Boilies are a type of artificial fishing bait made from boiled paste that usually consists of fishmeals, milk proteins, bird foods, semolina and soya flour, which are mixed with egg white as a binding agent. The mixture is then boiled to form hard, round balls that diffuse evenly and slowly in water, and additional flavourings and aromatic attractants are usually included in the mixture to enhance the olfactory appeal to the fish. The spherical shape also allows the baits to be catapulted accurately when fishing at distant waters.[1]

Though boilies are typically made and sold by large commercial suppliers, many anglers opt to make their own unique homemade boilies.[2]

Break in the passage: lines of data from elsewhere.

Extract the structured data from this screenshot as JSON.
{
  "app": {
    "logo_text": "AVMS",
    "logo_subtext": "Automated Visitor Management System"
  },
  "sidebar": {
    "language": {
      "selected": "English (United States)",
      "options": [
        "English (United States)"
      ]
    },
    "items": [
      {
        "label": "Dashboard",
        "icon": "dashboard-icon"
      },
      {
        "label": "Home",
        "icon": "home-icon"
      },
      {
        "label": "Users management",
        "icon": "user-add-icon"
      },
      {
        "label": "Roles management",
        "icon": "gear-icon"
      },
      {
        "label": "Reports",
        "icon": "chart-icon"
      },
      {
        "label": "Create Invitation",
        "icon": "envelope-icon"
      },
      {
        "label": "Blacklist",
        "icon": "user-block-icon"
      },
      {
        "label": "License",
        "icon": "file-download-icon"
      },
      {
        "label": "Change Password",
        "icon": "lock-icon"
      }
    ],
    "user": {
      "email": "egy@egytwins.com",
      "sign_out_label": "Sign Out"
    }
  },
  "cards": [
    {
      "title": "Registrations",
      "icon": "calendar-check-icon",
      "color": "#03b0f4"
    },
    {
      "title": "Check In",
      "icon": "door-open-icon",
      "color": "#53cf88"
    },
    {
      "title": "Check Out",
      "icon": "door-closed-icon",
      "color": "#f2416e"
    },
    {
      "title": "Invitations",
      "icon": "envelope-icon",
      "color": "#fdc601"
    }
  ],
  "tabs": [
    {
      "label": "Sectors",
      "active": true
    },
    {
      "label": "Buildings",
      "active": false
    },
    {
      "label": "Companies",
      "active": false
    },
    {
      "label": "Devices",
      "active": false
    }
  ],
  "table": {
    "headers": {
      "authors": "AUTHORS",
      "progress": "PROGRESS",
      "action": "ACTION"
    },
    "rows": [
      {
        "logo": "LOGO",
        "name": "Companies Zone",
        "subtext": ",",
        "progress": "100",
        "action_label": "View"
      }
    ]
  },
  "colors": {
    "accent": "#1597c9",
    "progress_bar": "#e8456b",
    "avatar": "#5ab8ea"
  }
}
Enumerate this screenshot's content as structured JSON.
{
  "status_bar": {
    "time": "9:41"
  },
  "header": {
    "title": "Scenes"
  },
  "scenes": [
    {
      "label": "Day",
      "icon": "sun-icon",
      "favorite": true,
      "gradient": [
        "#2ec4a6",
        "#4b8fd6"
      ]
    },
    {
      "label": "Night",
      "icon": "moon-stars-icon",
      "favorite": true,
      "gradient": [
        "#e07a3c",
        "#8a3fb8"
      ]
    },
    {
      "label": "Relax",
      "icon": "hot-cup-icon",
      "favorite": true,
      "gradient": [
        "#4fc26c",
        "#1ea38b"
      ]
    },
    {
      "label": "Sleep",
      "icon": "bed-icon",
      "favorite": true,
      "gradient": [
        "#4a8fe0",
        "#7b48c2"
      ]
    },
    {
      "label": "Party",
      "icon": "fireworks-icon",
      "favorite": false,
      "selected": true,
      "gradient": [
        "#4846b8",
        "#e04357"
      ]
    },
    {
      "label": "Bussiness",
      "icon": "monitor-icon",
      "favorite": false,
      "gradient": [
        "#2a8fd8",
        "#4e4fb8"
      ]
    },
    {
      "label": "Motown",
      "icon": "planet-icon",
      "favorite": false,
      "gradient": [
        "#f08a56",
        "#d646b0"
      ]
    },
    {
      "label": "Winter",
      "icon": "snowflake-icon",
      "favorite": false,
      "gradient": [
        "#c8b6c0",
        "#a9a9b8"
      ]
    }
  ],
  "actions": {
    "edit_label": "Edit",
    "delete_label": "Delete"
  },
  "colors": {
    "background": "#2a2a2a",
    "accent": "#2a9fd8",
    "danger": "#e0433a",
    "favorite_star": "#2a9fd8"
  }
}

Boilies are one of the most established carp fishing baits, available in a huge range of colours and flavours. Boilies come in all different shapes and sizes from tiny micro-boilies as small as 8 mm (0.31 in) to palm-sized balls as large as 40 mm (1.6 in), which are more suited to waters where "nuisance fish" are present. The ability to provide a bait of a fairly large size with a hard outer skin, meant that other species such as tench and bream were less able to consume the bait. Boiled baits also meant that they could be left longer in the water without fear of the bait disintegrating and falling off the hook, unlike bread or other traditional fishing baits.

There are also buoyant boilies, commonly known as "pop-ups", that are used to make the bait float just off the bed of the lake, making them easier for the fish to find and take. Pop-up boilies can be used in various situations, where there is weed or silt present on a lake bed, or with a normal boilie to create a "snowman" rig. The pop-up is generally smaller than the normal boilie, which creates what is known as a critically balanced bait, or neutral buoyancy, and makes it easier for the fish to take in the bait.[3]

Carp anglers have many types of boiled bait to choose from, some of which have added preservatives in them so that they can be kept at room temperature on shop shelves for a long time (shelf-life bait). Boilies that lack these added preservatives need to be refrigerated or frozen to stop them from going off; these are known as freezer baits. There have been many arguments discussing the pros and cons of both freezer and shelf-life boilies but the common opinion of many carp anglers is that due to the artificial preservatives in shelf-life baits they are not as nutritionally beneficial to the carp and therefore lack some attraction. Also, since in order to keep freezer baits fresh they need to be frozen soon after being rolled, not only will the ingredients used be of a much higher quality than in shelf lives but the ingredients used to make them will not lose much of their nutrients and attraction before being used in a fishing situation (much like frozen vegetables). Due to these facts freezer baits are often much more expensive than their shelf life counterparts.

The most commonly used set-up anglers use to present a boilie is a hair rig (the bait is not attached directly to the hook) which allows the boilie to sit off the back of the hook. This not only means that the bait will behave more naturally in the water (for example when disturbed by feeding fish) it also will often make the difference between a good hook hold and a bad one. Due to the nature in which a carp feeds the bait is blown out of the mouth soon after it has been picked up and the fact that the bait can move independently from the hook it allows the hook to stay back inside the mouth and find its way preferably into the bottom lip.

See also


  1. ^ Lesley Crawford (2005). The Fishing Companion: Amazing Angling, Curious Catches & Pescetarian Passions. Robson. ISBN 1-86105-919-1.
  2. ^ How to make your own boilies Archived January 26, 2013, at the Wayback Machine
  3. ^ Pop-up baits Archived June 7, 2010, at the Wayback Machine